__PROMPT__
Below are lines of data; count those containing the word "ReadFileStream" and write nothing but the number.

(RECORDS FOR THE TASK)

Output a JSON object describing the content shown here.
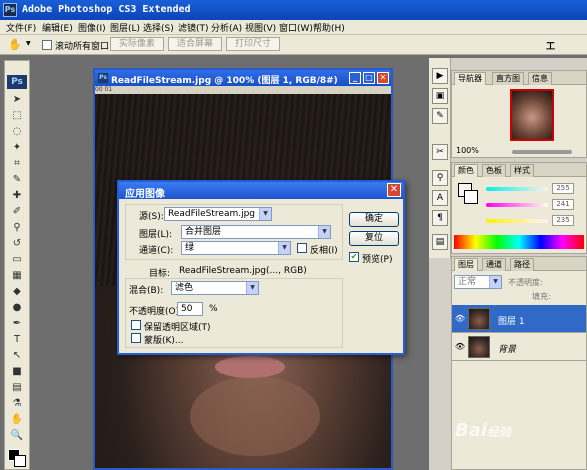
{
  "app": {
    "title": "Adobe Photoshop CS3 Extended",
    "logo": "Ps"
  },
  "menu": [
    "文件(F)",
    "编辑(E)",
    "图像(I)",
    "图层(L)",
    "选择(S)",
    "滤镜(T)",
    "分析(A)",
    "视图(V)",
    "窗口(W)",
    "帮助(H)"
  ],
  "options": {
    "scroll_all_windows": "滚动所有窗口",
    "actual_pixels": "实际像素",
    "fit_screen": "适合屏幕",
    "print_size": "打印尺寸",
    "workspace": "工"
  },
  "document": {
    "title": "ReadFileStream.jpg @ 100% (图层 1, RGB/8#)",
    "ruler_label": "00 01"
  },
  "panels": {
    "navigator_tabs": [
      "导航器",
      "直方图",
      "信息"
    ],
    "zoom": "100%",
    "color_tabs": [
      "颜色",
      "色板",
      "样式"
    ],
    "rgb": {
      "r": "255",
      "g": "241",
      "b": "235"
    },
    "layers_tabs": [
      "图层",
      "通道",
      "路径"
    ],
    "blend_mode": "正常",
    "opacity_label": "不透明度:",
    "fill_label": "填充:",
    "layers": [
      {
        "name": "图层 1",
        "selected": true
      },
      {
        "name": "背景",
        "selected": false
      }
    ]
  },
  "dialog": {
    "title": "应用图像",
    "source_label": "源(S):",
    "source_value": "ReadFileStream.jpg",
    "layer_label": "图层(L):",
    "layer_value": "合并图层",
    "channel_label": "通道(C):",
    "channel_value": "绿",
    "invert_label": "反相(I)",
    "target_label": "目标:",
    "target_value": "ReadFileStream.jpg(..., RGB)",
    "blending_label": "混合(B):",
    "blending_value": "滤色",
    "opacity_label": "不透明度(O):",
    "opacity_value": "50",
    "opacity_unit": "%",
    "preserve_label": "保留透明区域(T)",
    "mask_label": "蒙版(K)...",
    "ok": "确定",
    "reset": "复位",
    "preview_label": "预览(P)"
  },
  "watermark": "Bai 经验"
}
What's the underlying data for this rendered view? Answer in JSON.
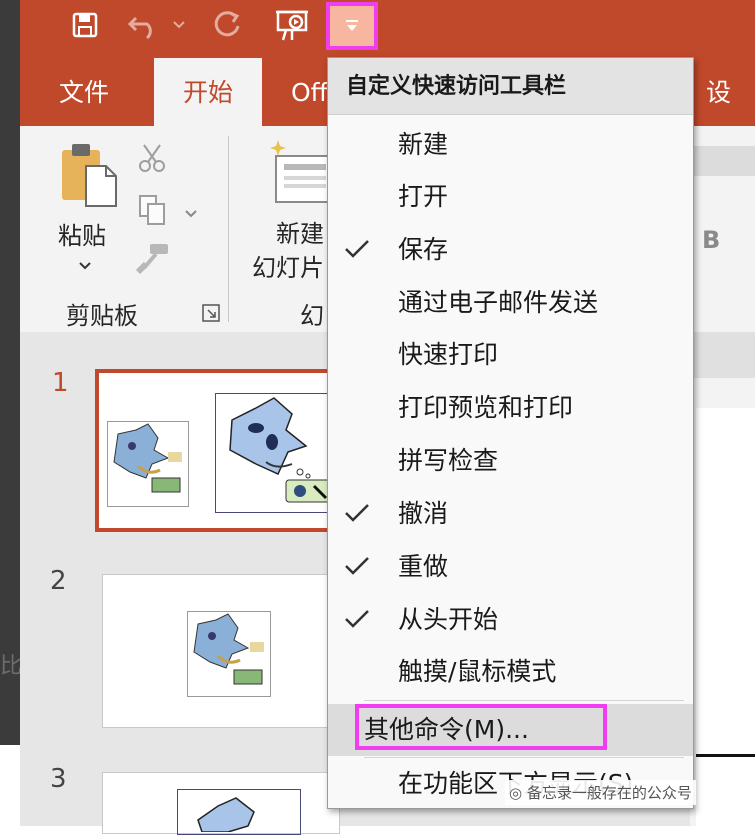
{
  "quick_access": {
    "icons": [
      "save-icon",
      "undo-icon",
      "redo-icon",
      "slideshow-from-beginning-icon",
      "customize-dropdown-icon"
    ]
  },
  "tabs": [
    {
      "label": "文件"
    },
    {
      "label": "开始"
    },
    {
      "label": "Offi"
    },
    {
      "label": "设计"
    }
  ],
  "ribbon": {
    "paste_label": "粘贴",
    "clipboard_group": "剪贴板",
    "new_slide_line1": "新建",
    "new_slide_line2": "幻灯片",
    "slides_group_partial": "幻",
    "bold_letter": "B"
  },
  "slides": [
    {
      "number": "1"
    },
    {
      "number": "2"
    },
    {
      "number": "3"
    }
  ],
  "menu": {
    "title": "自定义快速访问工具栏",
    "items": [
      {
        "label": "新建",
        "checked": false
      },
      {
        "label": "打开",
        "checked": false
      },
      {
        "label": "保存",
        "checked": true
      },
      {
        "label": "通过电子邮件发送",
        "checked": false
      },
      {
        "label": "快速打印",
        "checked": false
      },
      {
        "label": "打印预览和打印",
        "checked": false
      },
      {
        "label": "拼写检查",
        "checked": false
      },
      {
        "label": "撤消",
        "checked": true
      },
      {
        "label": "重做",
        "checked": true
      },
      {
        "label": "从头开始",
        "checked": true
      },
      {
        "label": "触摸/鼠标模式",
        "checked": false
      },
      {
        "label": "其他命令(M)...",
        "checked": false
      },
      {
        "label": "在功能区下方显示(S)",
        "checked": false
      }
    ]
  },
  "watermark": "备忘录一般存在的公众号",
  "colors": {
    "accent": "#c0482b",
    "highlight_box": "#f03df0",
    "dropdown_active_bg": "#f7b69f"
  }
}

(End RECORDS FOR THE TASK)

__RESULT FOR THIS EXERCISE__
3